4. Digital Engagement, Outreach, and Collection Management: The Curator of Maps and Prints is involved with the cataloguing, storage, conservation and preservation of materials in a variety of formats, but especially atlases, maps, and prints. As the Library moves toward an increasingly digital profile, however, the Curator of Maps and Prints will also engage with all aspects of the Library’s digital presence. It is therefore essential that s/he understand or can learn aspects of digitizing programs to prepare materials for them and to manipulate digitized images afterwards, with particular emphasis on the control of metadata and search engines. The incumbent will also manage and manipulate social media tools to serve as a vehicle for content about cartographical materials from the collection and share this content with a wider community as an ambassador of the collection.
5. Assisting the Director in Fulfilling the Mission of the Institution: The Curator of Maps and Prints reports directly to the Director/Librarian of the JCB. As a result, it is essential that the curator be cognizant of the larger strategic goals of the institution and serve as a supportive member of the Library’s senior staff. In public settings, the incumbent would be expected to discuss and reinforce current programs and activities as s/he discusses the history and traditions of the institution. It is also important that the Curator function as a project manager for long-term projects that are conceived of by the Director and carried out by all divisions of the Library, including but not limited to exhibitions, programming, and publications.
– Ph.D. or extensive curatorial/scholarly experience in a field related to the history of cartography, including but not limited to history, art history, literary studies, geography, anthropology, or other cognate disciplines; minimum of 5 years of experience with map and/or print collections; experience with the stewardship of unique collections and discovery tools to access these collections; knowledge of metadata and cataloguing concepts
– Demonstrated aptitude for teaching and developing instructional materials for advanced researchers and students of all levels, including digital outreach and the use of electronic media for a robust range of pedagogical and scholarly activities
– Demonstrated experience in rare materials and/or special collection libraries
– Ability to speak publicly and write with demonstrable skill, including grant and proposal writing as well as advanced scholarship
– Familiarity with or strong aptitude in foreign languages and knowledge of history/geography are highly desirable
– Interest or ability in linking the study of historical maps and atlases with emerging technologies, including digital humanities and/or GIS-based projects
– Ability to manage projects effectively and independently; strong organizational, administrative and time management skills; initiative, confidence, and good judgment to prioritize, problem-solve, and execute tasks in a timely manager; ability to work with a diverse group of people, maintaining confidentiality, tact, and diplomacy.
Must occasionally be able to work at night and on weekends because of planned events and activities during those times, as well as occasional travel for professional meetings and scholarly activities.

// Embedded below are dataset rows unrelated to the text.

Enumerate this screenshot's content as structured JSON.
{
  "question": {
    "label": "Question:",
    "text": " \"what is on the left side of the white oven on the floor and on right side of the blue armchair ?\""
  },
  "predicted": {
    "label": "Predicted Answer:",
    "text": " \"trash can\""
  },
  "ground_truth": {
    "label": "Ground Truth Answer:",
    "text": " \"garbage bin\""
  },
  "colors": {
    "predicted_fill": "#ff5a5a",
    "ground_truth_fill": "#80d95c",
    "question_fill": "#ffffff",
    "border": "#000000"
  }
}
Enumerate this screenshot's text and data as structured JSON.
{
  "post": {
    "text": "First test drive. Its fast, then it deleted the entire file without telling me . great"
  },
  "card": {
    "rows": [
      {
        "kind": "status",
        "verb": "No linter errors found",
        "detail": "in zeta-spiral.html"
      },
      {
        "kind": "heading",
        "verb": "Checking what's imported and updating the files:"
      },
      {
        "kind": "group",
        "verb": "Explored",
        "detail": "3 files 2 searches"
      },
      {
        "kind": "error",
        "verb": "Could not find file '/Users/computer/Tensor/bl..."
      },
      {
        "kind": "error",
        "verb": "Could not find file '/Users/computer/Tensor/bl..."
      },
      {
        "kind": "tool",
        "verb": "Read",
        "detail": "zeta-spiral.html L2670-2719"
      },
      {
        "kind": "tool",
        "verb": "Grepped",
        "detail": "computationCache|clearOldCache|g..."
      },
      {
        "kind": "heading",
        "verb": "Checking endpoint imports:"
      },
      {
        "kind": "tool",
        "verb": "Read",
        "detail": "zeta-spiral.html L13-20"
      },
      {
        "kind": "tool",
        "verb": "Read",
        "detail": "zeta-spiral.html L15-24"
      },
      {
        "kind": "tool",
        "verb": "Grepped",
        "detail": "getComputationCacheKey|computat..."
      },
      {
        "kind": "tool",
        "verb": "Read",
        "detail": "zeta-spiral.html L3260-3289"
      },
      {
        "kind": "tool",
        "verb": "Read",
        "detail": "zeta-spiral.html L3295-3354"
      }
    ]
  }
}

The successful candidate must pass a criminal background check and education verification.
To Apply: Applications may be submitted through Brown University’s career opportunities website:
Review of applications will continue until the position is filled.